(TASK DESCRIPTION): Write out the whole listing exactly; no images belong in it.

(GIVEN ENTRIES):
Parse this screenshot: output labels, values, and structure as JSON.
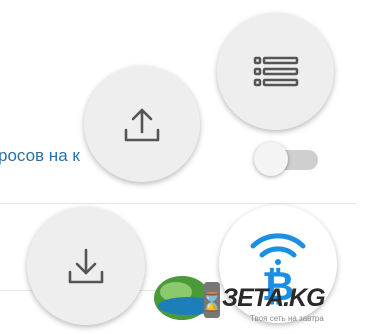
{
  "row": {
    "label": "росов на  к",
    "toggle_state": "off"
  },
  "actions": {
    "list": "list-icon",
    "upload": "upload-icon",
    "download": "download-icon",
    "bitcoin": "bitcoin-wireless-icon"
  },
  "watermark": {
    "brand": "ЗЕТА.KG",
    "tagline": "Твоя сеть на завтра"
  },
  "colors": {
    "link_text": "#2c6fa8",
    "fab_bg": "#eeeeee",
    "icon": "#555555",
    "bitcoin": "#1a8fe3"
  }
}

(ANSWER FOR THIS EXERCISE):
Parse this screenshot: output labels, values, and structure as JSON.
{
  "row": {
    "label": "росов на  к",
    "toggle_state": "off"
  },
  "actions": {
    "list": "list-icon",
    "upload": "upload-icon",
    "download": "download-icon",
    "bitcoin": "bitcoin-wireless-icon"
  },
  "watermark": {
    "brand": "ЗЕТА.KG",
    "tagline": "Твоя сеть на завтра"
  },
  "colors": {
    "link_text": "#2c6fa8",
    "fab_bg": "#eeeeee",
    "icon": "#555555",
    "bitcoin": "#1a8fe3"
  }
}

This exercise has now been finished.